Yet a moment’s thought makes it clear what Moses’ inner turmoil was about. Until now, he had led the Jewish people. Aaron, his older brother, had assisted him, accompanying him on his missions to Pharaoh, acting as his spokesman, aide and second-in-command. Now, however, Aaron was about to undertake a new leadership role in his own right. No longer would he be a shadow of Moses. He would do what Moses himself could not. He would preside over the daily offerings in the Tabernacle. He would mediate the avodah, the Israelites’ sacred service to G‑d. Once a year, on Yom Kippur, he would perform the service that would secure atonement for the people from its sins. No longer in Moses’ shadow, Aaron was about to become the one kind of leader Moses was not destined to be: a high priest.
The Talmud adds a further dimension to the poignancy of the moment. At the burning bush, Moses had repeatedly resisted G‑d’s call to lead the people. Eventually, G‑d told him that Aaron would go with him, helping him speak. The Talmud says that at that moment Moses lost the chance to be a priest. “Originally, [said G‑d,] I had intended that you would be the priest, and Aaron your brother would be a Levite. Now, he will be the priest and you will be a Levite.”
That is Moses’ inner struggle, conveyed by the shalshelet. He is about to induct his brother into an office he himself will never hold. Things might have been otherwise—but life is not lived in the world of “might have been.” He surely feels joy for his brother, but he cannot altogether avoid a sense of loss. Perhaps he already senses what he will later discover: that though Moses was the prophet and liberator, Aaron will have a privilege Moses will be denied—namely, seeing his children and their descendants inherit his role. The son of a priest is a priest. The son of a prophet is rarely a prophet.
What all four stories tell us is that there comes a time for each of us when we must make an ultimate decision as to who we are. It is a moment of existential truth.
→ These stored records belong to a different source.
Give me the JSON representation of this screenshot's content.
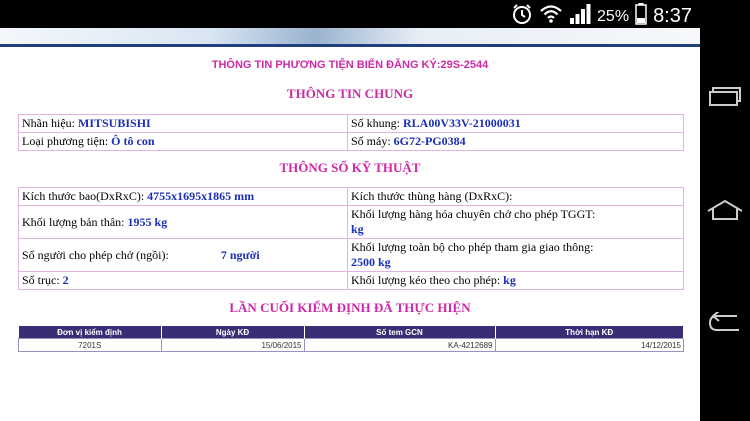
{
  "status_bar": {
    "battery": "25%",
    "time": "8:37"
  },
  "page_title": "THÔNG TIN PHƯƠNG TIỆN BIỂN ĐĂNG KÝ:29S-2544",
  "general": {
    "title": "THÔNG TIN CHUNG",
    "brand_label": "Nhãn hiệu:",
    "brand": "MITSUBISHI",
    "frame_label": "Số khung:",
    "frame": "RLA00V33V-21000031",
    "type_label": "Loại phương tiện:",
    "type": "Ô tô con",
    "engine_label": "Số máy:",
    "engine": "6G72-PG0384"
  },
  "specs": {
    "title": "THÔNG SỐ KỸ THUẬT",
    "dim_label": "Kích thước bao(DxRxC):",
    "dim": "4755x1695x1865 mm",
    "cargo_dim_label": "Kích thước thùng hàng (DxRxC):",
    "self_weight_label": "Khối lượng bản thân:",
    "self_weight": "1955 kg",
    "cargo_weight_label": "Khối lượng hàng hóa chuyên chở cho phép TGGT:",
    "cargo_weight": "kg",
    "seats_label": "Số người cho phép chở (ngồi):",
    "seats": "7 người",
    "total_weight_label": "Khối lượng toàn bộ cho phép tham gia giao thông:",
    "total_weight": "2500 kg",
    "axles_label": "Số trục:",
    "axles": "2",
    "tow_label": "Khối lượng kéo theo cho phép:",
    "tow": "kg"
  },
  "inspection": {
    "title": "LẦN CUỐI KIỂM ĐỊNH ĐÃ THỰC HIỆN",
    "headers": [
      "Đơn vị kiểm định",
      "Ngày KĐ",
      "Số tem GCN",
      "Thời hạn KĐ"
    ],
    "row": [
      "7201S",
      "15/06/2015",
      "KA-4212689",
      "14/12/2015"
    ]
  }
}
Lot is a Hebrew, not a citizen of Sodom. Eliezer is Abraham’s servant, not his heir. Joseph is Jacob’s son, not an Egyptian of easygoing morals. Moses is a prophet, not a priest. To say Yes to who we are, we have to have the courage to say No to who we are not. There is pain and conflict involved. That is the meaning of the shalshelet. But we emerge less conflicted than we were before.
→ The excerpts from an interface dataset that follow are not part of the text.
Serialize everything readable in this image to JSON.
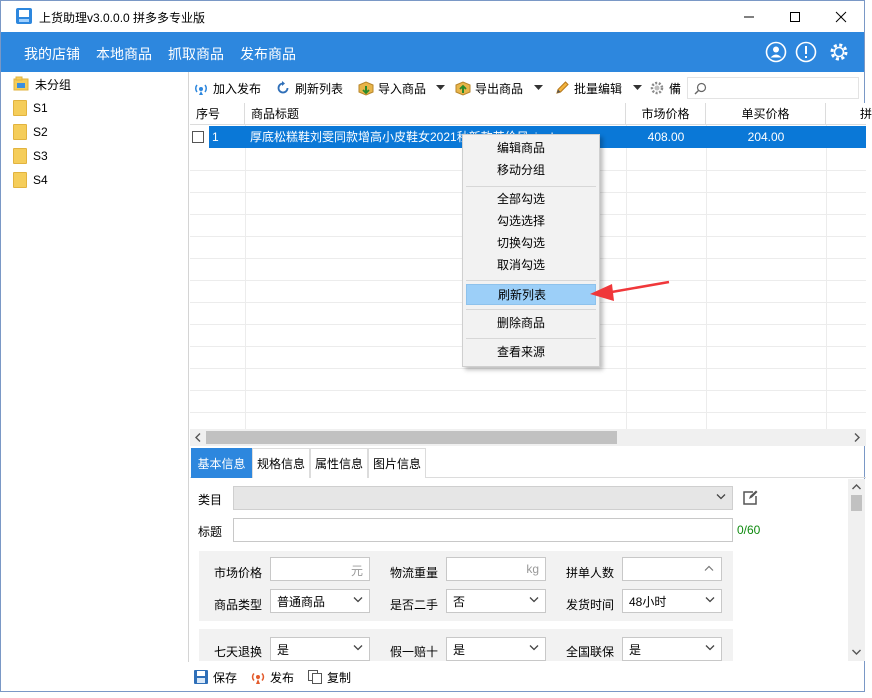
{
  "window": {
    "title": "上货助理v3.0.0.0 拼多多专业版",
    "minimize_icon": "minimize-icon",
    "maximize_icon": "maximize-icon",
    "close_icon": "close-icon"
  },
  "menubar": {
    "items": [
      "我的店铺",
      "本地商品",
      "抓取商品",
      "发布商品"
    ],
    "right_icons": [
      "user-icon",
      "info-icon",
      "settings-icon"
    ]
  },
  "tree": {
    "items": [
      {
        "label": "未分组",
        "icon": "folder-group-icon"
      },
      {
        "label": "S1",
        "icon": "folder-icon"
      },
      {
        "label": "S2",
        "icon": "folder-icon"
      },
      {
        "label": "S3",
        "icon": "folder-icon"
      },
      {
        "label": "S4",
        "icon": "folder-icon"
      }
    ]
  },
  "toolbar": {
    "add_publish": "加入发布",
    "refresh_list": "刷新列表",
    "import_goods": "导入商品",
    "export_goods": "导出商品",
    "batch_edit": "批量编辑",
    "backup": "備",
    "search_placeholder": ""
  },
  "grid": {
    "columns": [
      "序号",
      "商品标题",
      "市场价格",
      "单买价格",
      "拼"
    ],
    "rows": [
      {
        "index": "1",
        "title": "厚底松糕鞋刘雯同款增高小皮鞋女2021秋新款英伦风single…",
        "market_price": "408.00",
        "single_price": "204.00"
      }
    ]
  },
  "context_menu": {
    "items": [
      "编辑商品",
      "移动分组",
      "全部勾选",
      "勾选选择",
      "切换勾选",
      "取消勾选",
      "刷新列表",
      "删除商品",
      "查看来源"
    ],
    "highlighted": "刷新列表"
  },
  "detail_tabs": [
    "基本信息",
    "规格信息",
    "属性信息",
    "图片信息"
  ],
  "form": {
    "category_label": "类目",
    "title_label": "标题",
    "title_counter": "0/60",
    "market_price_label": "市场价格",
    "market_price_unit": "元",
    "weight_label": "物流重量",
    "weight_unit": "kg",
    "group_size_label": "拼单人数",
    "goods_type_label": "商品类型",
    "goods_type_value": "普通商品",
    "second_hand_label": "是否二手",
    "second_hand_value": "否",
    "ship_time_label": "发货时间",
    "ship_time_value": "48小时",
    "return_label": "七天退换",
    "return_value": "是",
    "fake_label": "假一赔十",
    "fake_value": "是",
    "warranty_label": "全国联保",
    "warranty_value": "是"
  },
  "statusbar": {
    "save": "保存",
    "publish": "发布",
    "copy": "复制"
  },
  "colors": {
    "accent": "#2d87de",
    "selection": "#0a78d7",
    "highlight": "#9ccff8",
    "arrow": "#f0373a",
    "counter": "#0f8a0f"
  }
}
This applies especially to leaders, which is why the case of Moses in our Parshah is so important. There were things Moses was not destined to do. He would not become a priest. That task fell to Aaron. He would not lead the people across the Jordan. That was Joshua’s role. Moses had to accept both facts with good grace if he was to be honest with himself. And great leaders must be honest with themselves if they are to be honest with those they lead.
A leader should never try to be all things to all men (and women). A leader should be content to be what he or she is. A leader must have the strength to know what he cannot be, if he is to have the courage to be himself.
(Taken from here).